FDA Issues Public Health Advisory Alert on Skin Numbing Products
The Food and Drug Administration recently issued a Public Health Advisory to alert consumers, patients, health care professionals, and caregivers about potentially serious and life-threatening side effects from the improper use of skin numbing products. The products, also known as topical anesthetics, are available in over-the-counter (OTC) and prescription forms.
Skin numbing products are used to desensitize nerve endings that lie near the surface of the skin, causing a numbness of the skin. These topical anesthetics contain anesthetic drugs such as lidocaine, tetracaine, benzocaine, and prilocaine in a cream, ointment, or gel. When applied to the skin surface, they can be absorbed into the blood stream and, if used improperly, may cause life-threatening side effects, such as irregular heartbeat, seizures, breathing difficulties, coma, or even death.
FDA has received reports of adverse events and deaths of two women who used topical anesthetics before laser hair removal. In February 2007, the FDA issued a Public Health Advisory--"Life-Threatening Side Effects with the Use of Skin Products containing Numbing Ingredients for Cosmetic Procedures"--to warn consumers about these products.

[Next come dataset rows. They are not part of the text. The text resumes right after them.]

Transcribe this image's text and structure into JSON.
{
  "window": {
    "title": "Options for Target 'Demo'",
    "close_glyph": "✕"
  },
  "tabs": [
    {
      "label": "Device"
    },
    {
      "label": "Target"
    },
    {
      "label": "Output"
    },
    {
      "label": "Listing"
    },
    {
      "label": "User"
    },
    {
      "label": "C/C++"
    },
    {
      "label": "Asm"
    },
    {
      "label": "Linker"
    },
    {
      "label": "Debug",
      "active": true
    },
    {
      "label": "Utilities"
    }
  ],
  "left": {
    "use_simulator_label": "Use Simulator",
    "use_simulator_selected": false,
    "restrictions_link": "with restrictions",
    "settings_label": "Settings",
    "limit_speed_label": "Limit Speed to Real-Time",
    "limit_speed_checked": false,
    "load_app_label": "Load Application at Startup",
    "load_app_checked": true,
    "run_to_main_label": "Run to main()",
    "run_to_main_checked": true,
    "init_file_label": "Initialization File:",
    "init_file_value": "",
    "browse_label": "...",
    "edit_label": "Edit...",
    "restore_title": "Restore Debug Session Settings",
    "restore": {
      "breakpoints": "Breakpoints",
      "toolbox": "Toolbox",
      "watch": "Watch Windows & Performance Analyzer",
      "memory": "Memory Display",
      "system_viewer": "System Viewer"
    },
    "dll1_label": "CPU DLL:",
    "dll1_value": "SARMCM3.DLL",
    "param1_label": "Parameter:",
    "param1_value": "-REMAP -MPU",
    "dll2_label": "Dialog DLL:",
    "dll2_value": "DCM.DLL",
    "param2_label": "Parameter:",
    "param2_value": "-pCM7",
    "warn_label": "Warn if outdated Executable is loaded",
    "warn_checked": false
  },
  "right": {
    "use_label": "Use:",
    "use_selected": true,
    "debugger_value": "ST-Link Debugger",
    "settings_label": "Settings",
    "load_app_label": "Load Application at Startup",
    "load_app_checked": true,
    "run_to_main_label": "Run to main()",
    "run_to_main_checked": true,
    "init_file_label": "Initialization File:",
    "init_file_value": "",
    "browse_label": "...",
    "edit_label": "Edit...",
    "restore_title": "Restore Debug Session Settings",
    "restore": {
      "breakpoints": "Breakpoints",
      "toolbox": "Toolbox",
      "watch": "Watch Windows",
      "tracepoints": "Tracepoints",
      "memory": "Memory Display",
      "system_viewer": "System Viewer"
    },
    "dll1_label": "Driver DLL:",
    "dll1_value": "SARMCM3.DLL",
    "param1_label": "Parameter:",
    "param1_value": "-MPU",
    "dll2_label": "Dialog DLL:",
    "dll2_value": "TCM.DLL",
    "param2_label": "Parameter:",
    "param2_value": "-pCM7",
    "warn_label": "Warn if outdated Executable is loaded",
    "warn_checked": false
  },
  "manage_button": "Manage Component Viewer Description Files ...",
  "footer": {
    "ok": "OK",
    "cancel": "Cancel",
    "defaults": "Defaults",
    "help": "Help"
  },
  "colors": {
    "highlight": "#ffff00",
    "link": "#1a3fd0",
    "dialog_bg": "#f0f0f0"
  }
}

Patients for whom an over-the-counter or prescription topical anesthetic is recommended should consider using a topical anesthetic that contains the lowest amount possible of medication that will relieve your pain. Also, health care professionals should determine whether adequate pain relief can be safely achieved with a topical anesthetic, or whether a different treatment would be more appropriate.
FDA strongly advises consumers NOT to:
- make heavy application of topical anesthetic products over large areas of skin;
- use formulations that are stronger or more concentrated than necessary;
- apply these products to irritated or broken skin;
- wrap the treated skin with plastic wrap or other dressings; and
- apply heat from a heating pad to skin treated with these products.
When skin temperature increases, the amount of anesthetic reaching the blood stream is unpredictable and the risk of life-threatening side effects increases with greater amounts of lidocaine in the blood.
Consumers and health care professionals may report adverse events to the FDA's MedWatch program at 800-FDA-1088 or online at www.fda.gov/medwatch/report.htm. To read the FDA's 2009 Public Health Advisory, go to www.fda.gov/cder/drug/advisory/topical_anesthetics2009.htm.